Hic et Nunc

This is my pencil cup from Stone Ridge, a Sacred Heart all-girls school I attended from 5th to 7th grade and then again from 9th to 10th grade. The school motto, hic et nunc, means "here and now." I have had this pencil cup for thirty-five years but have yet examine why a Catholic school would stress here and now, instead of there and then. There and then seems to me a more apt motto if you are thinking about there (heaven) and then (the eternity after the now). Not until I began studying clouds--so ephemeral, so transient, so very not here or now--did I start thinking about the motto on my pencil cup or wondering about the three symbols in the shield. I think I can figure out the candle and the hearts, but the hooka in the upper right section is a bit troubling.

I think of myself as a here and now kind of person, which, in terms of spirituality, means I don't hold much stock in heaven of the afterlife. These ideas keep me from focussing on and rejoicing in the heaven at hand, the life that is now. Heaven may be an incentive, but I think it serves as a disincentive for efforts here on Earth. We can behave badly here, be forgiven, and enjoy a better place afterward. A place in the clouds.

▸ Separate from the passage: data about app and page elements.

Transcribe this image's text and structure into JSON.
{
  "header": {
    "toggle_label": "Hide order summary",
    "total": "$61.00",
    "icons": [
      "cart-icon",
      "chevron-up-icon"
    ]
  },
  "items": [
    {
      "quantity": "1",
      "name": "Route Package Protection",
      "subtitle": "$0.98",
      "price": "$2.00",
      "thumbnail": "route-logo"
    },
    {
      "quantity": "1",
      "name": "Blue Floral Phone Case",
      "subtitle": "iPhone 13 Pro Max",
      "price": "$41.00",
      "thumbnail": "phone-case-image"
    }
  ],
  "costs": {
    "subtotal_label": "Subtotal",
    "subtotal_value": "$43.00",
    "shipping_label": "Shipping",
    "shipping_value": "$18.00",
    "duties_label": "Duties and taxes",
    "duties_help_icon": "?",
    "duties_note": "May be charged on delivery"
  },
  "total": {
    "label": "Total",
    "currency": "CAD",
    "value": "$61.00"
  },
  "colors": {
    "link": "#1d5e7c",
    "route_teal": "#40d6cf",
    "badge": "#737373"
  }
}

Clouds are the antithesis of hic et nunc. They are here, there, and everywhere...now and then. And sometimes they are not. A single cell of a cumulus cloud--is said to last five minutes. That's not much nunc. And, after a year of looking at and studying clouds, I am not sure I could say where exactly they are. In terms of hic, they are elusive. When you spend much time in the company of clouds, you start feeling more grounded, rooted, solid, even slothful. You have to stand still or sit still in order to fully appreciate how dynamic clouds are. You have to be very hic et nunc. Eventually--and I am not quite there yet--you get a glimpse of the stillness in the roiling, sweeping, restlessness of clouds.